Third-party, or alternative capital is unlikely to have a meaningful influence on potential reinsurance rate increases at the key January 1st, 2021 renewals season, according to Brian Schneider, Senior Director, Global Head of Reinsurance, Fitch Ratings.
Speaking during the rating agency’s recently held webinar, which examined global reinsurers at the mid-year with a view to the renewals, Schneider suggested that it was going to be challenging for alternative capital come January.
“I don’t expect it to be a strong influence, we’ve seen the amount of alternative capital out there decline in recent periods and I think that will continue into January,” said Schneider.
According to insurance and reinsurance broker Aon, alternative reinsurance capital declined by 4% in the first-quarter of 2020 after returning to growth in the final quarter of last year.
“We are hearing about new funds coming up with additional capital that could come into play, as well as some additional traditional capital as well. But, I think what we’re seeing is that collateralised re has been having difficulties as investors get a little bit more scrutiny on whether they want to have another year of trapped capital,” continued Schneider.
Industry analysis suggests some $15 billion of trapped capital, and Schneider feels that this has likely caused some concern for investors in the insurance-linked securities (ILS) space as losses continued to mount, sometimes from unexpected areas.
“So, from a collateralised re standpoint, I think that’s going to be down,” he said.
Schneider was more positive on the near-term outlook for the catastrophe bond marketplace, which has rebounded in recent months after a lull during the height of the COVID-19 outbreak.
“There’s really a different dynamic involved with cat bonds, where they’re more specific on what their losses are going to be, and you’re not really going to see COVID-19 hit the cat bonds much.

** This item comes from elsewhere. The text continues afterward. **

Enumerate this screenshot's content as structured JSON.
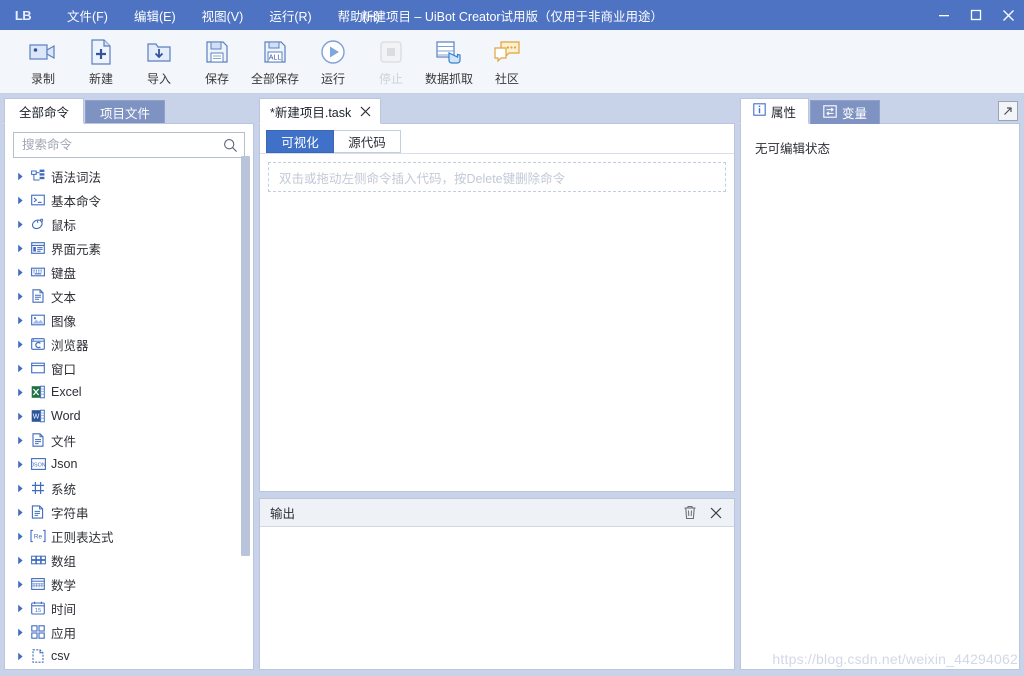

“So, I think reinsurers should feel pretty good about the potential for rate increases coming through in January, and I don’t think the alternative capital is going to dampen that much. Maybe in the future at some point, but I think at this point, right now, it’s going to be challenging for the alternative capital come January,” said Schneider.